According to research in Outliers: The Story of Success, it takes over 10,000 hours of practice to become an expert. However, you don’t have to wait that long to help your audience achieve success.
After getting some positive feedback on one of my recently completed courses, I took a moment to reflect on exactly what I had taught over its eight-week duration. Of course I had done what was expected of me, drawing from my business experience in the U.S. and my language teaching experience here in Japan. After thinking about this particular course, however, I also realized that I had shared quite a few tips from my never-ending experience as a Japanese leaner.
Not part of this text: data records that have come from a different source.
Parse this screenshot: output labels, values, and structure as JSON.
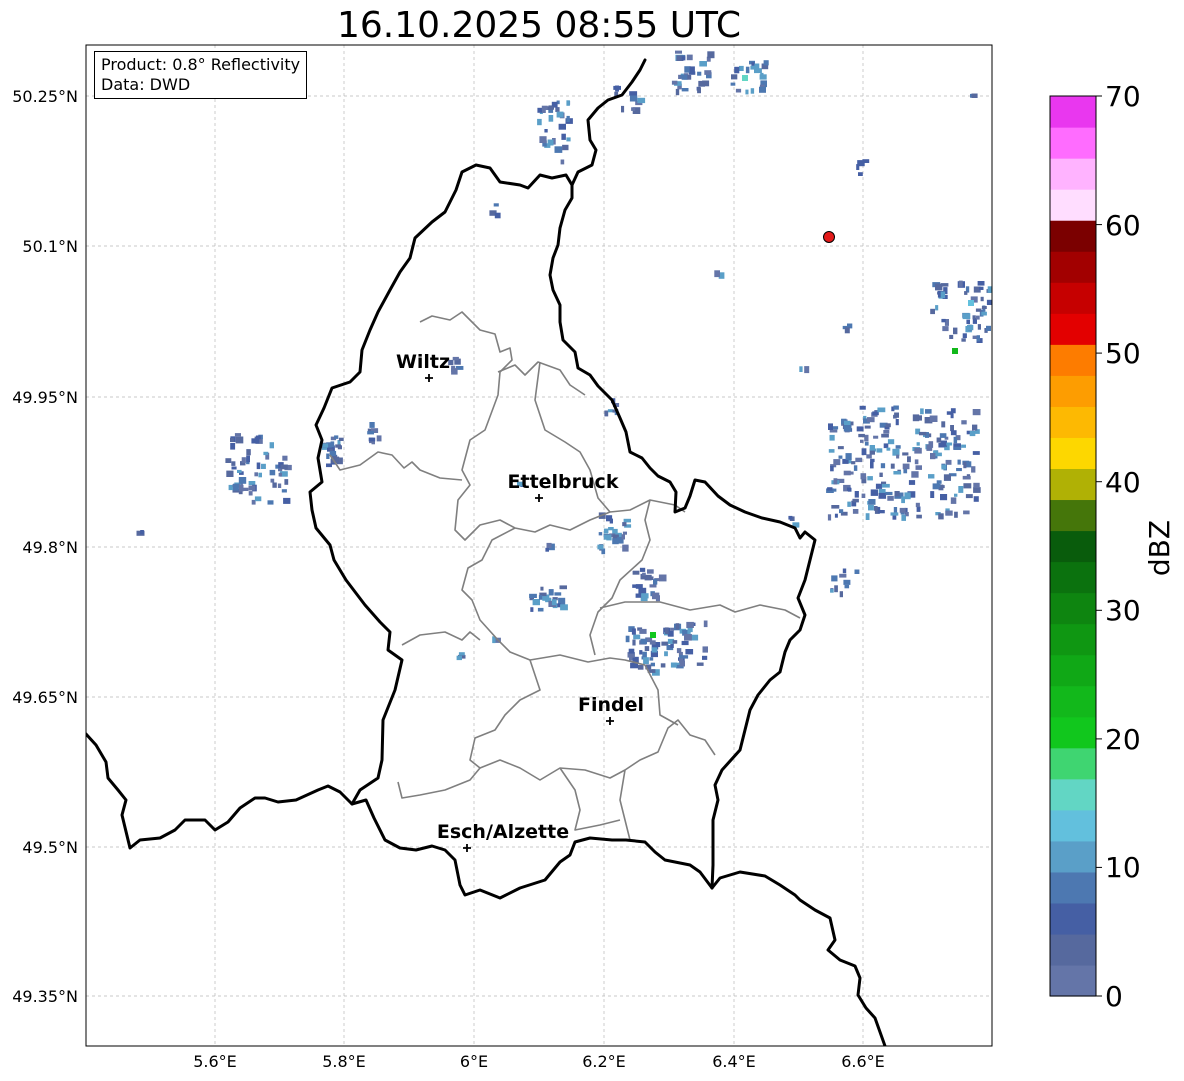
{
  "title": "16.10.2025 08:55 UTC",
  "info": {
    "product": "Product: 0.8° Reflectivity",
    "source": "Data: DWD"
  },
  "lon_labels": [
    "5.6°E",
    "5.8°E",
    "6°E",
    "6.2°E",
    "6.4°E",
    "6.6°E"
  ],
  "lat_labels": [
    "50.25°N",
    "50.1°N",
    "49.95°N",
    "49.8°N",
    "49.65°N",
    "49.5°N",
    "49.35°N"
  ],
  "cities": [
    {
      "name": "Wiltz"
    },
    {
      "name": "Ettelbruck"
    },
    {
      "name": "Findel"
    },
    {
      "name": "Esch/Alzette"
    }
  ],
  "colorbar": {
    "label": "dBZ",
    "ticks": [
      "0",
      "10",
      "20",
      "30",
      "40",
      "50",
      "60",
      "70"
    ],
    "colors": [
      "#6475a8",
      "#56699e",
      "#455fa4",
      "#4d78b1",
      "#5a9fc8",
      "#62c0dd",
      "#62d6c4",
      "#3fd571",
      "#11c71d",
      "#12b81b",
      "#10a816",
      "#0f9712",
      "#0e8510",
      "#0b720e",
      "#095c0c",
      "#45760a",
      "#b0b105",
      "#fdd700",
      "#fdb902",
      "#fd9d01",
      "#fd7c00",
      "#e30000",
      "#c60000",
      "#a20000",
      "#7b0000",
      "#ffddff",
      "#ffb3ff",
      "#ff6cff",
      "#e937ef"
    ]
  },
  "colors": {
    "border": "#000000",
    "cantons": "#7f7f7f",
    "grid": "#b8b8b8",
    "radar_site": "#e31a1a"
  }
}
These tips didn’t come from any specific training or work experience from my past. They were simply things that had helped me overcome my language learning hurdles over the past five years. Many of those who attend my presentations and take my classes seem to appreciate strategies gleaned from my personal triumphs (and failures) with the Japanese language—sometimes just as much as the business and English content I’m trained to share.
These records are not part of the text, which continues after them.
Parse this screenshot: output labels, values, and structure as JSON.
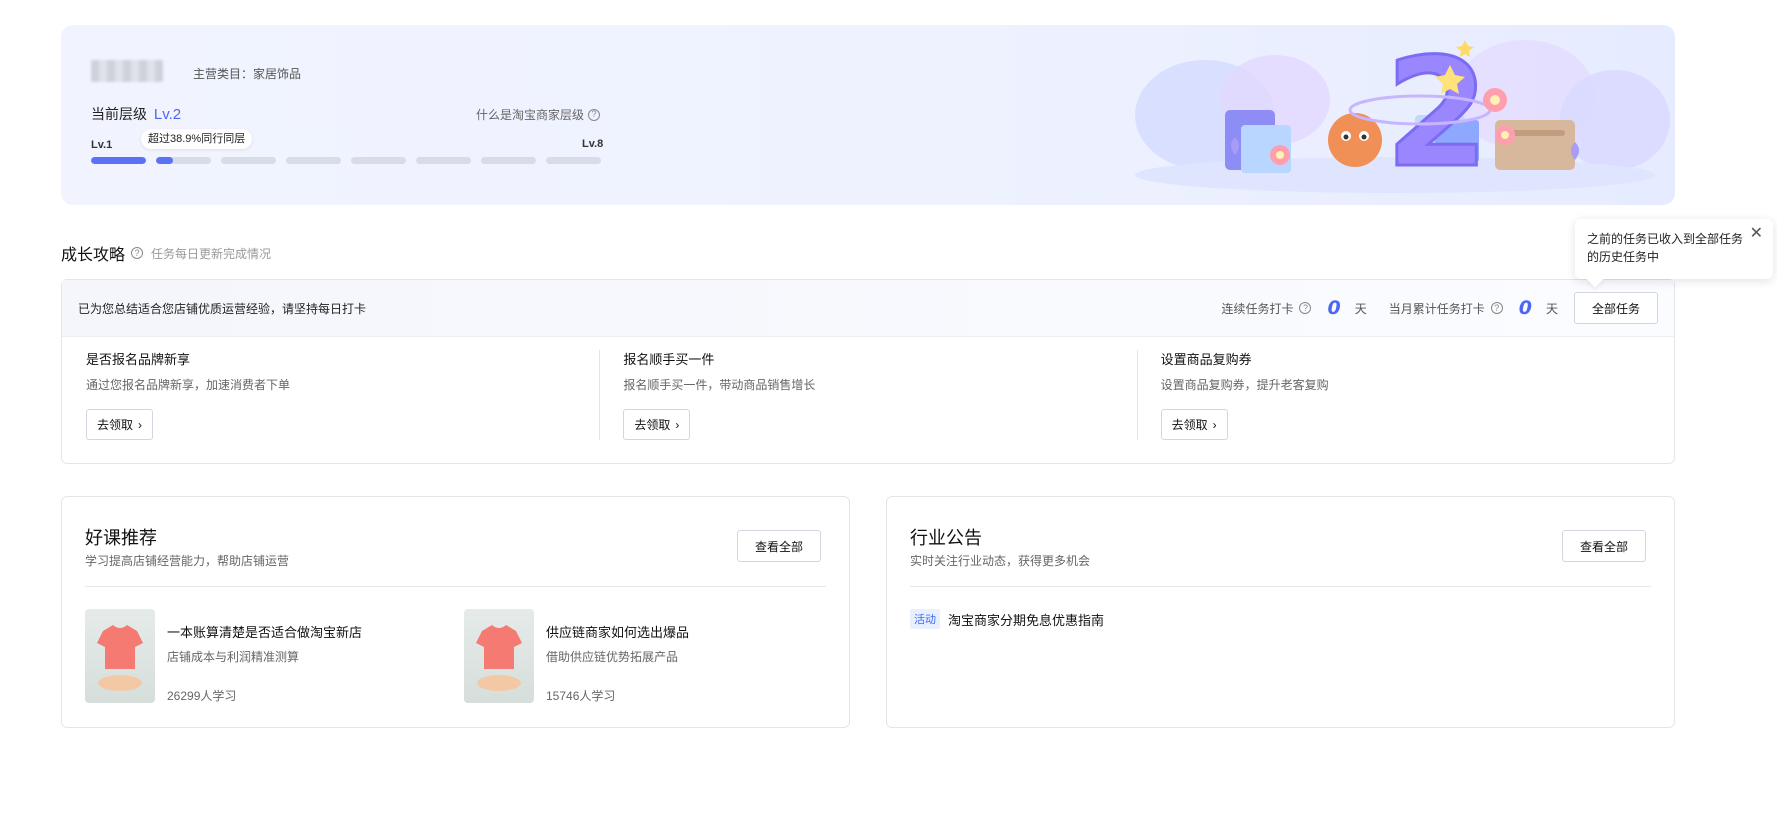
{
  "banner": {
    "category": "主营类目：家居饰品",
    "current_level_label": "当前层级",
    "current_level": "Lv.2",
    "what_is_level": "什么是淘宝商家层级",
    "level_start": "Lv.1",
    "level_end": "Lv.8",
    "peer_bubble": "超过38.9%同行同层",
    "illustration_number": "2",
    "progress_fill": [
      1,
      0.3,
      0,
      0,
      0,
      0,
      0,
      0
    ]
  },
  "growth": {
    "title": "成长攻略",
    "subtitle": "任务每日更新完成情况",
    "intro": "已为您总结适合您店铺优质运营经验，请坚持每日打卡",
    "streak_label": "连续任务打卡",
    "streak_value": "0",
    "streak_unit": "天",
    "monthly_label": "当月累计任务打卡",
    "monthly_value": "0",
    "monthly_unit": "天",
    "all_tasks_button": "全部任务",
    "popover_text": "之前的任务已收入到全部任务的历史任务中",
    "tasks": [
      {
        "name": "是否报名品牌新享",
        "desc": "通过您报名品牌新享，加速消费者下单",
        "button": "去领取"
      },
      {
        "name": "报名顺手买一件",
        "desc": "报名顺手买一件，带动商品销售增长",
        "button": "去领取"
      },
      {
        "name": "设置商品复购券",
        "desc": "设置商品复购券，提升老客复购",
        "button": "去领取"
      }
    ]
  },
  "courses_card": {
    "title": "好课推荐",
    "subtitle": "学习提高店铺经营能力，帮助店铺运营",
    "view_all": "查看全部",
    "items": [
      {
        "name": "一本账算清楚是否适合做淘宝新店",
        "desc": "店铺成本与利润精准测算",
        "students": "26299人学习"
      },
      {
        "name": "供应链商家如何选出爆品",
        "desc": "借助供应链优势拓展产品",
        "students": "15746人学习"
      }
    ]
  },
  "notice_card": {
    "title": "行业公告",
    "subtitle": "实时关注行业动态，获得更多机会",
    "view_all": "查看全部",
    "items": [
      {
        "tag": "活动",
        "text": "淘宝商家分期免息优惠指南"
      }
    ]
  },
  "colors": {
    "accent": "#4d67f2",
    "progress_fill": "#5b73f2",
    "tag_text": "#3b6cf0"
  }
}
So, in other words, your ability to help others achieve their goals doesn’t always hinge on your professional training or experience. Sometimes the simple fact that you can offer a unique perspective or path to reach a goal is enough to help someone else reach theirs. It’s easy for learners (language or otherwise) to fall into a rut of simply doing things the way they’ve always been done (regardless its effectiveness).
Sharing a new technique, tool, or perspective that helps your audience accomplish something can make a world of difference, whether or not you are an expert in your field.